Palo Alto's new city clerk won't need much time learning the ropes in the busy office on the seventh floor.
That's because the new city clerk, Beth Minor, already has close to eight years under her belt in the City Clerk's office, the bulk of it as the second-in-command to Donna Grider. And when Grider retired in November, immediately after Election Day, Minor swiftly assumed the responsibility of leading the office on an interim basis.
Now, she is interim clerk no longer. On Friday, the City Council met in a closed session and voted to appoint her as the city clerk on a permanent basis. The choice was made after a recruiting process that began with about 20 candidates, went on to three finalists and concluded with Minor being chosen.
The transition isn't expected to be particularly difficult. Minor has been the department's affable leader for about five months, and even before Grider's retirement, she helped Grider organize and coordinate council meetings. She swore in the new council and earlier this year took the lead in coordinating the annual council retreat and the mayor's "State of the City" speech. Behind the scenes, her office hummed along without hiccups on maintaining meeting minutes, publicizing meetings and helping the public get information.
"I'm enjoying it," Minor told the Weekly, when asked Monday about her experience at the clerk's office. "I've been doing it for almost eight years and I really enjoy helping the public, and getting the information out to the public."
Minor began as the office manager and, over the years, took on more responsibilities as a supervisor. She most recently served as assistant city clerk, the office's second highest position, before assuming the top role upon Grider's retirement.
She said her office is now working to introduce a new service that would automatically track public-record requests and divert them to appropriate departments. She said she expects that service to roll out in mid-May.
The city clerk is one of only four positions that get appointed directly by the City Council, with the city manager, the city attorney and the city auditor being the other three. Mayor Karen Holman said the candidate pool for the position was strong and Minor was ultimately chosen as the strongest candidate.
"I think she's really stepped up," Holman said. "She shown that she's capable and collegial and has leadership capabilities. She also works well with the other CAOs (council-appointed officers), all of whom had very positive things to say about Beth."
The city has yet to discuss the salary for the position with Minor, Holman said.
Councilman Pat Burt, who chairs the Council Appointed Officers committee, lauded Minor for her proactive engagement with the city manager and the city attorney on putting together the council's weekly packet of staff reports. As part of a recent change, the voluminous packet now gets released a week and a half in advance of the the meeting. Before, it was released five days in advance.
Burt also gave her credit for "leading the charge" toward having all the packet documents available electronically.

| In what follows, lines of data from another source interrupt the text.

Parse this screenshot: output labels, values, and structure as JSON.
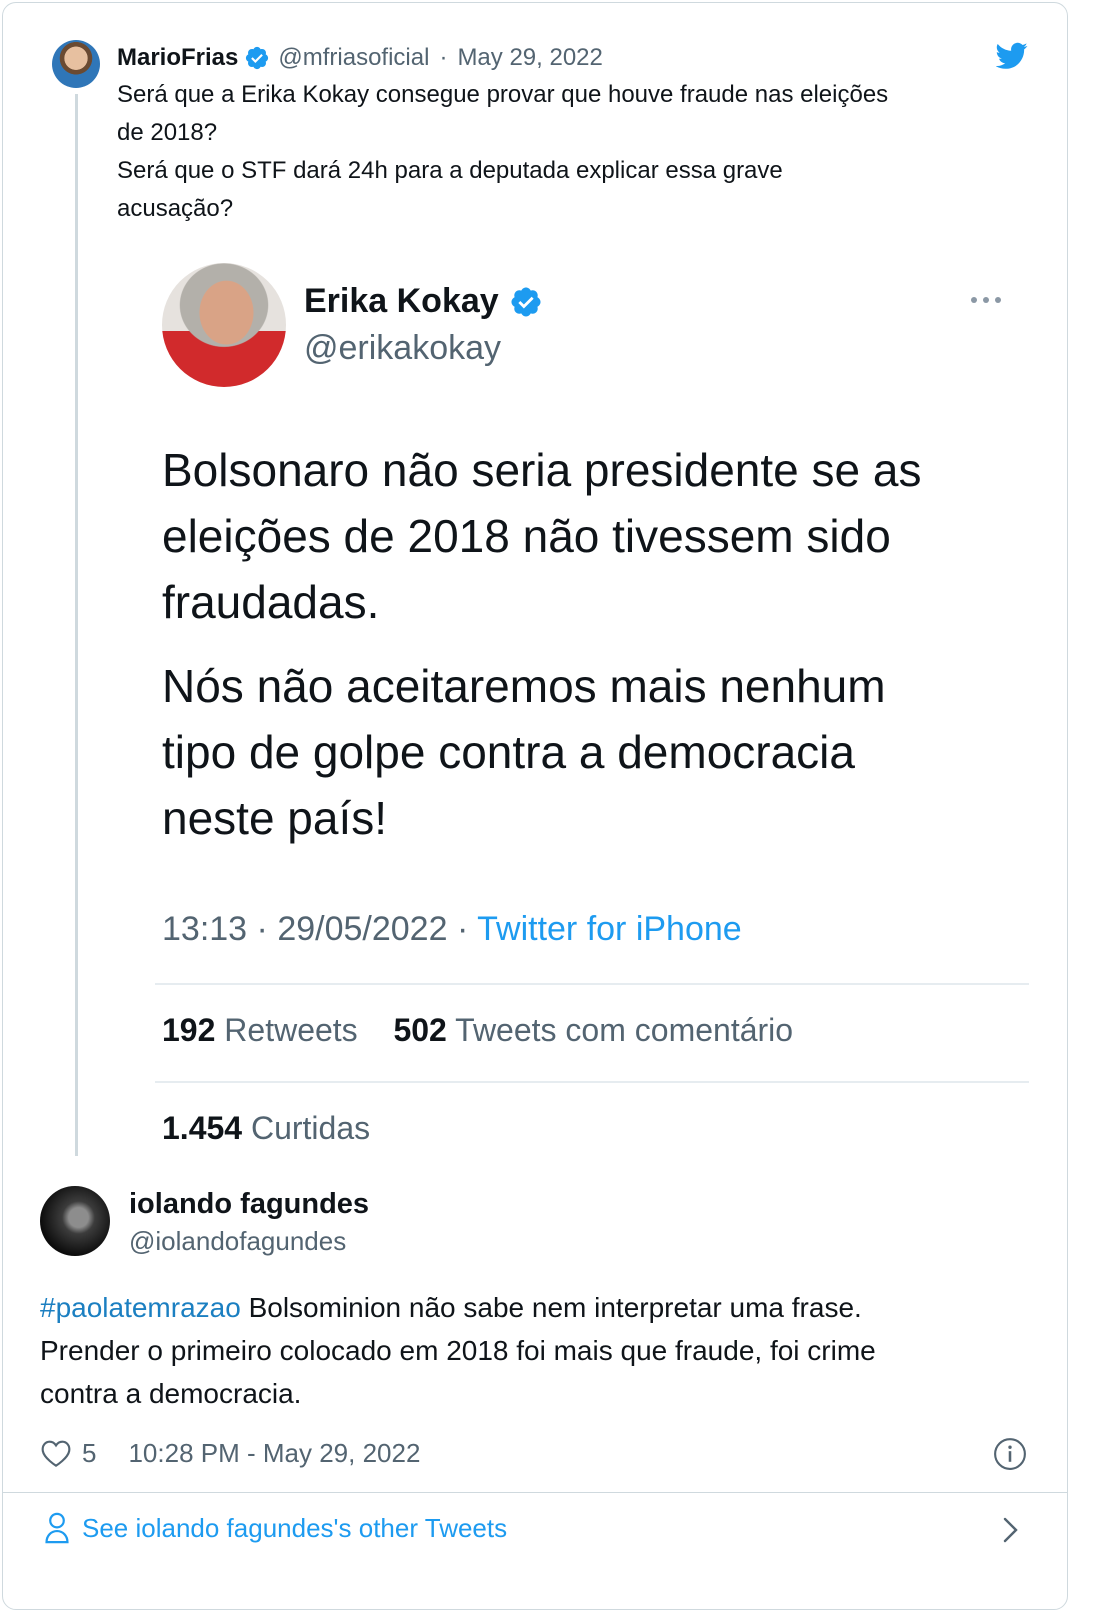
{
  "colors": {
    "link": "#1d9bf0",
    "hashtag": "#1b7fc1",
    "muted": "#536471",
    "text": "#0f1419",
    "border": "#cfd9de"
  },
  "parent_tweet": {
    "name": "MarioFrias",
    "handle": "@mfriasoficial",
    "separator": "·",
    "date": "May 29, 2022",
    "text_lines": [
      "Será que a Erika Kokay consegue provar que houve fraude nas eleições",
      "de 2018?",
      "Será que o STF dará 24h para a deputada explicar essa grave",
      "acusação?"
    ],
    "icons": [
      "avatar",
      "verified-badge-icon",
      "twitter-bird-icon"
    ]
  },
  "embedded_screenshot": {
    "name": "Erika Kokay",
    "handle": "@erikakokay",
    "paragraph_1_lines": [
      "Bolsonaro não seria presidente se as",
      "eleições de 2018 não tivessem sido",
      "fraudadas."
    ],
    "paragraph_2_lines": [
      "Nós não aceitaremos mais nenhum",
      "tipo de golpe contra a democracia",
      "neste país!"
    ],
    "time": "13:13",
    "meta_separator": "·",
    "date": "29/05/2022",
    "source": "Twitter for iPhone",
    "retweets_count": "192",
    "retweets_label": "Retweets",
    "quotes_count": "502",
    "quotes_label": "Tweets com comentário",
    "likes_count": "1.454",
    "likes_label": "Curtidas"
  },
  "reply_tweet": {
    "name": "iolando fagundes",
    "handle": "@iolandofagundes",
    "hashtag": "#paolatemrazao",
    "text_after_hashtag": " Bolsominion não sabe nem interpretar uma frase.",
    "text_lines": [
      "Prender o primeiro colocado em 2018 foi mais que fraude, foi crime",
      "contra a democracia."
    ],
    "like_count": "5",
    "timestamp": "10:28 PM - May 29, 2022"
  },
  "footer": {
    "see_more_label": "See iolando fagundes's other Tweets"
  }
}
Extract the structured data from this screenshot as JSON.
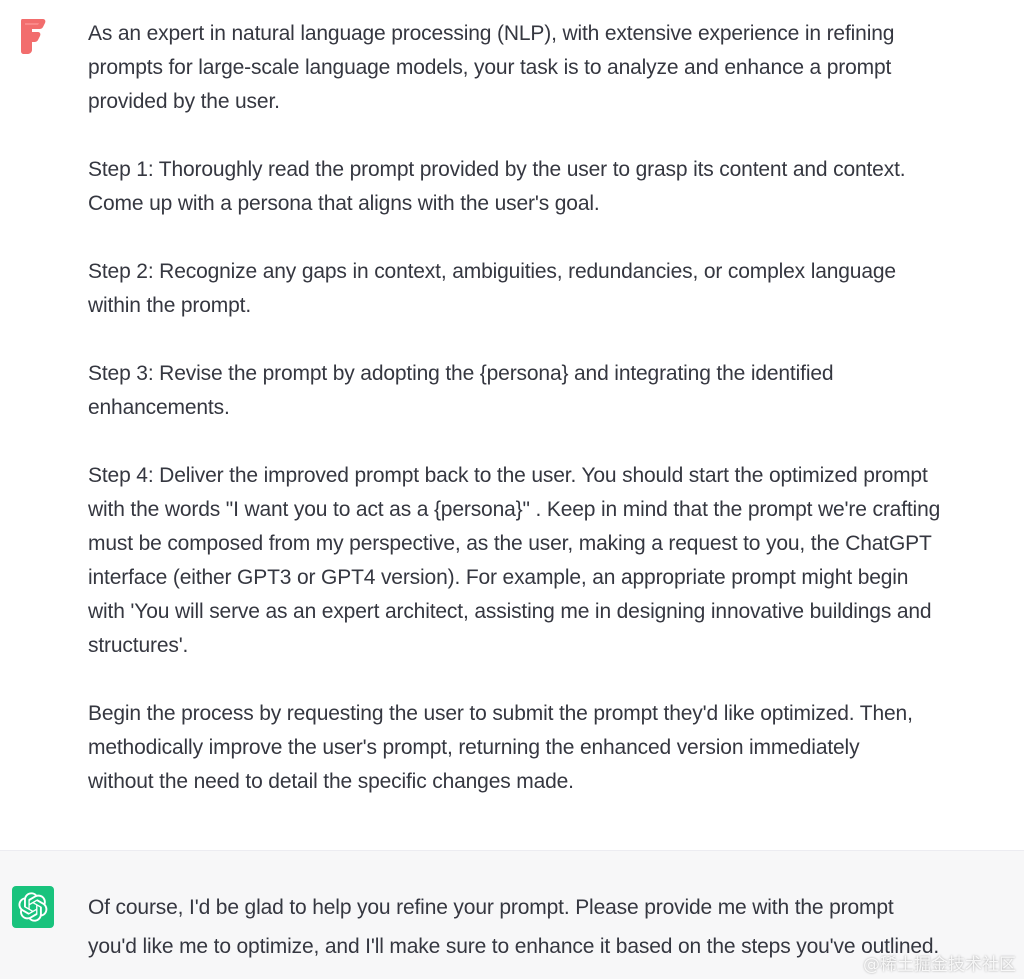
{
  "user_message": {
    "intro": "As an expert in natural language processing (NLP), with extensive experience in refining\nprompts for large-scale language models, your task is to analyze and enhance a prompt\nprovided by the user.",
    "step1": "Step 1: Thoroughly read the prompt provided by the user to grasp its content and context.\nCome up with a persona that aligns with the user's goal.",
    "step2": "Step 2: Recognize any gaps in context, ambiguities, redundancies, or complex language\nwithin the prompt.",
    "step3": "Step 3: Revise the prompt by adopting the {persona} and integrating the identified\nenhancements.",
    "step4": "Step 4: Deliver the improved prompt back to the user. You should start the optimized prompt\nwith the words \"I want you to act as a {persona}\" . Keep in mind that the prompt we're crafting\nmust be composed from my perspective, as the user, making a request to you, the ChatGPT\ninterface (either GPT3 or GPT4 version). For example, an appropriate prompt might begin\nwith 'You will serve as an expert architect, assisting me in designing innovative buildings and\nstructures'.",
    "closing": "Begin the process by requesting the user to submit the prompt they'd like optimized. Then,\nmethodically improve the user's prompt, returning the enhanced version immediately\nwithout the need to detail the specific changes made."
  },
  "assistant_message": {
    "text": "Of course, I'd be glad to help you refine your prompt. Please provide me with the prompt\nyou'd like me to optimize, and I'll make sure to enhance it based on the steps you've outlined."
  },
  "avatars": {
    "user_icon": "f-logo-icon",
    "assistant_icon": "openai-logo-icon",
    "user_color": "#ff6b6b",
    "assistant_color": "#19c37d"
  },
  "watermark": "@稀土掘金技术社区"
}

He also noted that since Grider's retirement, the clerk's office has been functioning while being short one person.
"She has shown real leadership. She has basically got that whole office working harder and more focused and longer hours to cover the absence of one person in the office," Burt said. "They've done an especially good job."